“It would serve me better to have you teach one who finds the matter difficult.” His silvery eyes shimmered for a moment. “But I would prefer it if you tried to keep him alive.”

“I’ll do what I can. Consider it my thanks for what you did for Syreilla Hammersworn.”

“I will summon the one I would have you take.”

“I’d ask you to have him meet me at my lodging but the innkeeper had the balls to sell my room after I stepped out to do my errands. I’m not sure if the dwarf in it realizes that he’ll be sleeping on the floor if he doesn't have the innkeep find some way to get another bed in there. The room would be cramped with three.”

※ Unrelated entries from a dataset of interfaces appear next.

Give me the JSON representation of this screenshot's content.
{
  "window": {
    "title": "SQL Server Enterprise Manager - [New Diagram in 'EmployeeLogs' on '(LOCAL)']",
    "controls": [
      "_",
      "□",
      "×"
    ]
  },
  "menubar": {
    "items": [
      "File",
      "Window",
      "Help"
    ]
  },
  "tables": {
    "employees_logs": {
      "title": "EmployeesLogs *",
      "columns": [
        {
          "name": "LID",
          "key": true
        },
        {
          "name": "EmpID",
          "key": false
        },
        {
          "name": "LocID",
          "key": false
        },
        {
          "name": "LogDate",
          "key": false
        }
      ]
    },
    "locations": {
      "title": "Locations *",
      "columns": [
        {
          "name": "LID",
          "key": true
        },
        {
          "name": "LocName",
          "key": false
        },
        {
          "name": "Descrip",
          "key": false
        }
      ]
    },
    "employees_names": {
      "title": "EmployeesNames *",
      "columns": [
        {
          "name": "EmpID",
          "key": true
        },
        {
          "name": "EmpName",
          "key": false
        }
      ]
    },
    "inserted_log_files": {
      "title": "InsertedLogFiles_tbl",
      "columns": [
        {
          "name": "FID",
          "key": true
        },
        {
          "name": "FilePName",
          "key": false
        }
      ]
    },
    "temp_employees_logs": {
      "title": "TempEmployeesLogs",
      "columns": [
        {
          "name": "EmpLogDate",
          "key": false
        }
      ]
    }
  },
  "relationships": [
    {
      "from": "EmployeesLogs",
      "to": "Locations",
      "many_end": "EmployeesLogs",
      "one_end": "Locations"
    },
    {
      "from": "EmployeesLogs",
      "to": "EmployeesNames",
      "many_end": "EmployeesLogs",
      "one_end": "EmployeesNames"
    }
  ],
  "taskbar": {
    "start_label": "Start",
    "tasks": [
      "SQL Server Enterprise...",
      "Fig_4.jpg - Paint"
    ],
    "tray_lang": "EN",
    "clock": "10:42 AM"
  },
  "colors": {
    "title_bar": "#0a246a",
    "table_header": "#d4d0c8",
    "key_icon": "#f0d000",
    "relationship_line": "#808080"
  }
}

“I can give you lodging for the night. The rooms are austere but clean and safe.”

“The offer is deeply appreciated but I-”

“You would prefer privacy?”

That made her laugh, the walls of the inn were thin and she wouldn’t be surprised if there was a peephole in the floor.

“No, Uncle. I like the location and the fact I can get in and out easily without using the door. You’ve gotten better about securing your temples and it makes them less appealing for me to stay in.”

A flicker of amusement crossed his face. “Ah. I will send him to your lodging in the morning if you wish. He will make certain you both have rooms that meet your needs.”

“I’ll plan to take him hunting for less conspicuous clothes. Your priests look very pretty in white but it makes them stand out.”

© 2021 Isemay

My Review

Would you like to review this Chapter?
Login | Register

Request Read Request
Add to Library My Library
Subscribe Subscribe


Added on January 29, 2021
Last Updated on January 29, 2021
Tags: thief, dwarf, elf, dragon, gods

Golden Rook


By Isemay


By Isemay


By Isemay


By Isemay




Spent some time away from here but I've come back to peek in and post again! Review my writing and I will gladly return the favor! I love reading other people's stories, and I try to review hone.. more..

One One

A Chapter by Isemay

Two Two

A Chapter by Isemay

Three Three

A Chapter by Isemay